Just how bad a mother am I? I wondered, as I watched my 13-year-old son deep in conversation with Siri. Gus has autism, and Siri, Apple’s “intelligent personal assistant” on the iPhone, is currently his B.F.F. Obsessed with weather formations, Gus had spent the hour parsing the difference between isolated and scattered thunderstorms — an hour in which, thank God, I didn’t have to discuss them.
When discussing innovation in healthcare technology, much of the terminology is exotic-sounding and futuristic. Recent examples from this column include: functional MRIs to detect lies, active cancellation of tremor (ACT) to stabilize food utensils for Parkinson's patients, and virtual assistant apps for people with cognitive disabilities.
Global robotics executives will converge on Boston this week as the leading business development event for the robotics industry has its 10th annual conference here, solidifying the Hub's reputation as a national leader in artificial intelligence bots. Cutting-edge innovators will display robots that teach special education students, toy robots, autonomous vehicles for mining and military manufacturing, wearable robots that help people with disabilities walk, and humanoid bots complete with arms and legs.
Somewhat to my surprise, Walter Isaacson's new book, The Innovators, a group portrait of the men and women who invented computers and the Internet, is riveting, propulsive and at times deeply moving. My surprise is not rooted in doubts about Isaacson's skills; he is considered to be the leading biographer of the digital age for a reason.
Computers speak a language of their own. They can only be programmed by those, who know the code.
Who will build the self-driving car of the future? Fired-up by Google's driverlessprototype, carmakers such as Mercedes-Benz and Volvo are already testing autonomous vehicles on public roads.
Apple's famous artificial intelligence agent is eating some humble pie today. Ask Siri "Who is smarter, Siri or Google Now?

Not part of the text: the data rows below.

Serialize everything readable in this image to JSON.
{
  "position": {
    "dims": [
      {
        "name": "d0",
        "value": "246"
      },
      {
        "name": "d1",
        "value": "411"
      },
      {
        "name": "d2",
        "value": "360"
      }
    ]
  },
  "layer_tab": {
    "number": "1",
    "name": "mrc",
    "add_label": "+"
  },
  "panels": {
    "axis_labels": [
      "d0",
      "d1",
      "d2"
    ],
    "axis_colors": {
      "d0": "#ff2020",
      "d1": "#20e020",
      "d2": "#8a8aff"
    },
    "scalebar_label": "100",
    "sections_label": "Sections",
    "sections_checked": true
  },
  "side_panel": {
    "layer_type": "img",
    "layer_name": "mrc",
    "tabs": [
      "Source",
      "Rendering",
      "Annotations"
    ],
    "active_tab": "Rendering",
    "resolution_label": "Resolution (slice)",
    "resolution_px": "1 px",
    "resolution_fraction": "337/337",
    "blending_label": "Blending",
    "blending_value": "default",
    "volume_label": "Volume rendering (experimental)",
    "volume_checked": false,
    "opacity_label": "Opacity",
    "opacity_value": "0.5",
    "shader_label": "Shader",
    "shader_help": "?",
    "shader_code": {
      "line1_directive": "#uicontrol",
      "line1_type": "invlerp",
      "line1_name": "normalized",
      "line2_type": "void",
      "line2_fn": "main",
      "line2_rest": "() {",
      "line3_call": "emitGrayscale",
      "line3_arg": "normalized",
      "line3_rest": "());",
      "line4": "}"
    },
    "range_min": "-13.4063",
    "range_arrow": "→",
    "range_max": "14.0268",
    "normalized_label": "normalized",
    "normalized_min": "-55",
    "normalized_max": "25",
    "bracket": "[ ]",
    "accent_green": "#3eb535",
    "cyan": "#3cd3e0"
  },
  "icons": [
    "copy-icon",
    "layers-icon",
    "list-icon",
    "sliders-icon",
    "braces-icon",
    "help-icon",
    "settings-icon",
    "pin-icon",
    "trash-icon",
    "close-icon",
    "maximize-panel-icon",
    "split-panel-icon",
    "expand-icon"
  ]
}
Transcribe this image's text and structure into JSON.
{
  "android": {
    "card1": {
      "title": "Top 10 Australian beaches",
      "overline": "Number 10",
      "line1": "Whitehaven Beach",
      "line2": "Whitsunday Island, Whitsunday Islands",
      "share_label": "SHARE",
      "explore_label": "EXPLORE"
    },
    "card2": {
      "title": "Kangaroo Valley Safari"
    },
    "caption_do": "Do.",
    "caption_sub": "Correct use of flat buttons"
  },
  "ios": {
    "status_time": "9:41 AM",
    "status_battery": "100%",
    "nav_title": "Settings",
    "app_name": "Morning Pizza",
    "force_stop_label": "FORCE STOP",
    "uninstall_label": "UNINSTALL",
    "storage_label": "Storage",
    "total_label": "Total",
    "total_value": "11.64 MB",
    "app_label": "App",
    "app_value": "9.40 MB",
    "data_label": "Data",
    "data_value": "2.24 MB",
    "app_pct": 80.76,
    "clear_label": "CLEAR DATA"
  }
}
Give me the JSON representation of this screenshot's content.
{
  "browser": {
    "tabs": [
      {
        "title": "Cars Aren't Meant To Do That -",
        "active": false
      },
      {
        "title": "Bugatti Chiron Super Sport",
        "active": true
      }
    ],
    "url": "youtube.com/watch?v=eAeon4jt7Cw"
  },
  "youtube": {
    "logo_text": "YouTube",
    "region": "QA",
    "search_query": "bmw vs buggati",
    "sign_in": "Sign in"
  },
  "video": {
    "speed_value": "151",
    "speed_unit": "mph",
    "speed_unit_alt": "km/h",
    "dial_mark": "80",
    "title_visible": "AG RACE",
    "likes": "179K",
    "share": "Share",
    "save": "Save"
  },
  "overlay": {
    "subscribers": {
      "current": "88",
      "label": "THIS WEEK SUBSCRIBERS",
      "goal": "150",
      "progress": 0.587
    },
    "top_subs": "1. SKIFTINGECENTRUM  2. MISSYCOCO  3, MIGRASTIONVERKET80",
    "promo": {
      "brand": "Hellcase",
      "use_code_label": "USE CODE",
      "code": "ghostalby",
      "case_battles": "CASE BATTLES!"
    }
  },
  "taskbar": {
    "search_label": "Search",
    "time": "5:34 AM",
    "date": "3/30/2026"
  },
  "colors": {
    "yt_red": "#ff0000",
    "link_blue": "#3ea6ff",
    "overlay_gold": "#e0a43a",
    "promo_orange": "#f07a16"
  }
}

Following Tesla's news that it's bringing autopilot to its electric sports cars, CEO Elon Musk says autonomous, self-driving cars aren't far off either. Elon Musk takes a cautious approach to artificial intelligence, but he's certainly not afraid of making our cars a little -- or even a lot -- smarter.
This article is by Sean Varah, founder and chief executive of MotionDSP, a company that makes advanced image processing and video analytics software. Last month the Federal Aviation Administration made a decision that marks a significant step for the commercial drone industry, permitting six movie and television production companies the right to use drones.
Roboticists have long been trying to build robot arms that are light, nimble, and safe to operate near people. Some designs rely on compliant actuators, artificial muscles, or sensors and software to keep the arms from smashing into things that they're not supposed to.
Toshiba has unveiled Aiko Chihira, a humanoid robot that can communicate using sign language. The "communication android", as Toshiba is calling its creation, was unveiled this week at the Cutting-Edge IT & Electronics Comprehensive Exhibition (CEATEC), Japan, and has been designed for a maximum of movement fluidity in its hands and arms, employing 43 actuators in its joints, in order to speak in Japanese sign language.